What you are asked to do
Repeat the data exactly, with every line included.
--- Dataset records ---
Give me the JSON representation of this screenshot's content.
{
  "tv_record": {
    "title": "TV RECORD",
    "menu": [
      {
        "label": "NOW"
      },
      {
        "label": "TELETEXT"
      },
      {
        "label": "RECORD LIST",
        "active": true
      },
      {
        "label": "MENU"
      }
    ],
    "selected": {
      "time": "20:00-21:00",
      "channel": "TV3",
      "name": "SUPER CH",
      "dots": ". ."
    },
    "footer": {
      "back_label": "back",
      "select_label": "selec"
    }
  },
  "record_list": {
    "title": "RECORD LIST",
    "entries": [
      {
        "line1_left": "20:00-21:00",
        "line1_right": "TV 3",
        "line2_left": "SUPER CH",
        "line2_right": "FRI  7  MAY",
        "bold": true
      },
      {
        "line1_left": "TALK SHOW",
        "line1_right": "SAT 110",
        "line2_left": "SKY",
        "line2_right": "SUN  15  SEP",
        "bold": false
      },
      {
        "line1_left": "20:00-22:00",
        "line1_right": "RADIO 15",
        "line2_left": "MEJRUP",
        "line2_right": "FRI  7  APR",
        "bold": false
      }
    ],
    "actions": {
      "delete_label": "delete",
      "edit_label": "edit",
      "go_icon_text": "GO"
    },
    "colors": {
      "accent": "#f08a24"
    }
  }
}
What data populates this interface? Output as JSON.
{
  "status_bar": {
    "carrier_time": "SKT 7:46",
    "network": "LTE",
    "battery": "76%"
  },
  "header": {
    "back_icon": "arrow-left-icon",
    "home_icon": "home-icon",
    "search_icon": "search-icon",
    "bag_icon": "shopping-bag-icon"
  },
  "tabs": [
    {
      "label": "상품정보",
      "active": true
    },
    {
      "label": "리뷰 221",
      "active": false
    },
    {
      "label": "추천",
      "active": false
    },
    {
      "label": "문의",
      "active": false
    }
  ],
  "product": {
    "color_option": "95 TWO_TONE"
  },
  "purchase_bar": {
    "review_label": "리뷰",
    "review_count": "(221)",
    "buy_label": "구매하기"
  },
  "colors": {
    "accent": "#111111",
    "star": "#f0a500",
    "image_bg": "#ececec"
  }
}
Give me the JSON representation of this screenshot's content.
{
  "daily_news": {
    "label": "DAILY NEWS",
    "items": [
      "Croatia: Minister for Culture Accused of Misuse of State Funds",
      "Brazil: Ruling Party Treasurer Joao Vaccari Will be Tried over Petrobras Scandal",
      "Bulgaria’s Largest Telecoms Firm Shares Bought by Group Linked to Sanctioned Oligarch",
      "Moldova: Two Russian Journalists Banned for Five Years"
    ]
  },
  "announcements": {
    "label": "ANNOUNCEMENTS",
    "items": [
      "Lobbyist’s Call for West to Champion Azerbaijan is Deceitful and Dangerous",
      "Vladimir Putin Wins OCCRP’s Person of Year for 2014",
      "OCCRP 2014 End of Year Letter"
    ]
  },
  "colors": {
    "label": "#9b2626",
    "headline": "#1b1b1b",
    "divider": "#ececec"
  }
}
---
Written answer
Give me the JSON representation of this screenshot's content.
{
  "tv_record": {
    "title": "TV RECORD",
    "menu": [
      {
        "label": "NOW"
      },
      {
        "label": "TELETEXT"
      },
      {
        "label": "RECORD LIST",
        "active": true
      },
      {
        "label": "MENU"
      }
    ],
    "selected": {
      "time": "20:00-21:00",
      "channel": "TV3",
      "name": "SUPER CH",
      "dots": ". ."
    },
    "footer": {
      "back_label": "back",
      "select_label": "selec"
    }
  },
  "record_list": {
    "title": "RECORD LIST",
    "entries": [
      {
        "line1_left": "20:00-21:00",
        "line1_right": "TV 3",
        "line2_left": "SUPER CH",
        "line2_right": "FRI  7  MAY",
        "bold": true
      },
      {
        "line1_left": "TALK SHOW",
        "line1_right": "SAT 110",
        "line2_left": "SKY",
        "line2_right": "SUN  15  SEP",
        "bold": false
      },
      {
        "line1_left": "20:00-22:00",
        "line1_right": "RADIO 15",
        "line2_left": "MEJRUP",
        "line2_right": "FRI  7  APR",
        "bold": false
      }
    ],
    "actions": {
      "delete_label": "delete",
      "edit_label": "edit",
      "go_icon_text": "GO"
    },
    "colors": {
      "accent": "#f08a24"
    }
  }
}
What data populates this interface? Output as JSON.
{
  "status_bar": {
    "carrier_time": "SKT 7:46",
    "network": "LTE",
    "battery": "76%"
  },
  "header": {
    "back_icon": "arrow-left-icon",
    "home_icon": "home-icon",
    "search_icon": "search-icon",
    "bag_icon": "shopping-bag-icon"
  },
  "tabs": [
    {
      "label": "상품정보",
      "active": true
    },
    {
      "label": "리뷰 221",
      "active": false
    },
    {
      "label": "추천",
      "active": false
    },
    {
      "label": "문의",
      "active": false
    }
  ],
  "product": {
    "color_option": "95 TWO_TONE"
  },
  "purchase_bar": {
    "review_label": "리뷰",
    "review_count": "(221)",
    "buy_label": "구매하기"
  },
  "colors": {
    "accent": "#111111",
    "star": "#f0a500",
    "image_bg": "#ececec"
  }
}
Give me the JSON representation of this screenshot's content.
{
  "daily_news": {
    "label": "DAILY NEWS",
    "items": [
      "Croatia: Minister for Culture Accused of Misuse of State Funds",
      "Brazil: Ruling Party Treasurer Joao Vaccari Will be Tried over Petrobras Scandal",
      "Bulgaria’s Largest Telecoms Firm Shares Bought by Group Linked to Sanctioned Oligarch",
      "Moldova: Two Russian Journalists Banned for Five Years"
    ]
  },
  "announcements": {
    "label": "ANNOUNCEMENTS",
    "items": [
      "Lobbyist’s Call for West to Champion Azerbaijan is Deceitful and Dangerous",
      "Vladimir Putin Wins OCCRP’s Person of Year for 2014",
      "OCCRP 2014 End of Year Letter"
    ]
  },
  "colors": {
    "label": "#9b2626",
    "headline": "#1b1b1b",
    "divider": "#ececec"
  }
}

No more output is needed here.